As an African-American, Ryland was the first black tennis player to compete in the NCAA National Championships, the first black player/coach to lead a college team twice to the small college national championships, the first black tennis player to play at the Los Angeles Tennis Club and the first African-American to play tennis professionally.[3] He has been inducted into the Wayne State University Athletic Hall of Fame (1991),[5] the Black Tennis Hall of Fame (2009),[13] and the Eastern Tennis Hall of Fame in 2002, where he also received a Lifetime Achievement Award in 2012.[14] Ryland has also given lectures at the Harlem Armory, the Arthur Ashe Youth Tennis and Education and the USTA Billie Jean King National Tennis Center.[15]

References[edit]

  1. ^ "BOB RYLAND WORLD TOUR 2016". Bob Ryland World Tour. Retrieved 1 February 2019.
  2. ^ a b c Burkett, Joel; Lewis, Jason (August 4, 2011). "Black history: Pioneering African American Tennis Players". The Los Angeles Sentinel.
  3. ^ a b c d e f g h i j k l m McShea, Nancy Gill. "ALROBERT RYLAND". USTA Eastern Hall Of Fame. Archived from the original on 2016-03-12. Retrieved 2016-08-04.
  4. ^ Estwick, Gary (March 9, 2015). "The last captain: Xavier meant the world to Otis Washington, and then suddenly it was gone". The New Orleans Advocate.
  5. ^ a b "Hall of Fame". Wayne State University Athletics.
  6. ^ a b c d e McClean, Tony (February 22, 2010). "Breaking Barriers At The Net". Black Athlete Sports Network.
  7. ^ a b c Friedman, Charles (June 21, 1964). "Bob Ryland Traveled the Back Roads of Tennis". The New York Times.
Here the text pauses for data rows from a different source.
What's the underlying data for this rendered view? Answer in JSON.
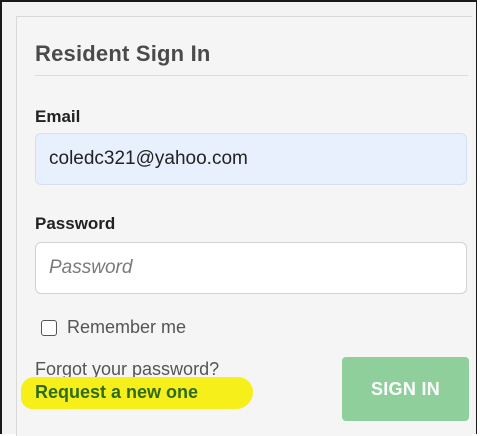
{
  "signin": {
    "title": "Resident Sign In",
    "email_label": "Email",
    "email_value": "coledc321@yahoo.com",
    "password_label": "Password",
    "password_placeholder": "Password",
    "remember_label": "Remember me",
    "remember_checked": false,
    "forgot_text": "Forgot your password?",
    "request_link": "Request a new one",
    "submit_label": "SIGN IN"
  },
  "colors": {
    "highlight": "#f6ef1a",
    "link": "#2f6b1c",
    "button": "#8fcf9c",
    "email_autofill_bg": "#e8f0fe"
  }
}
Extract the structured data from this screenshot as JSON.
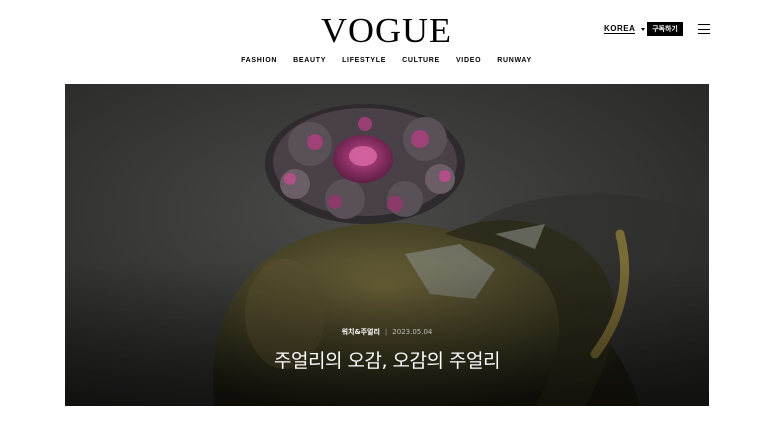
{
  "header": {
    "logo": "VOGUE",
    "edition": "KOREA",
    "subscribe_label": "구독하기"
  },
  "nav": [
    {
      "label": "FASHION"
    },
    {
      "label": "BEAUTY"
    },
    {
      "label": "LIFESTYLE"
    },
    {
      "label": "CULTURE"
    },
    {
      "label": "VIDEO"
    },
    {
      "label": "RUNWAY"
    }
  ],
  "hero": {
    "category": "워치&주얼리",
    "date": "2023.05.04",
    "title": "주얼리의 오감, 오감의 주얼리"
  },
  "colors": {
    "background": "#ffffff",
    "text": "#000000",
    "hero_bg": "#3b3b3a"
  }
}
  8. ^ a b Lucas, Kenny (March 7, 2000). "First Black Pro Makes A Racket Ryland Serves Life Lessons To Stars Of Today". New York Daily News.
  9. ^ a b c Djata, Sundiata A. (2006). Blacks at the Net: Black Achievement in the History of Tennis. Syracuse University Press. pp. 17–. ISBN 978-0-8156-0818-9.
  10. ^ a b c New York Media, LLC (March 9, 1981). New York Magazine. New York Media, LLC. pp. 38–.
  11. ^ "Celebration of a champion on and off the tennis court". Bob Ryland World Tour.
  12. ^ a b c Novich, David (February 15, 2013). "Bob Ryland: A Story in Tennis History". United States Tennis Association.
  13. ^ "Inducted in 2009". Black Tennis Hall of Fame.[permanent dead link]
  14. ^ "USTA Eastern Announces 2012 Annual Award Winners". Long Island Tennis Magazine. January 4, 2013.
  15. ^ Tseng, Ed (February 9, 2010). "Bob Ryland – The first black professional tennis player and Arthur Ashe's hero". United States Professional Tennis Association.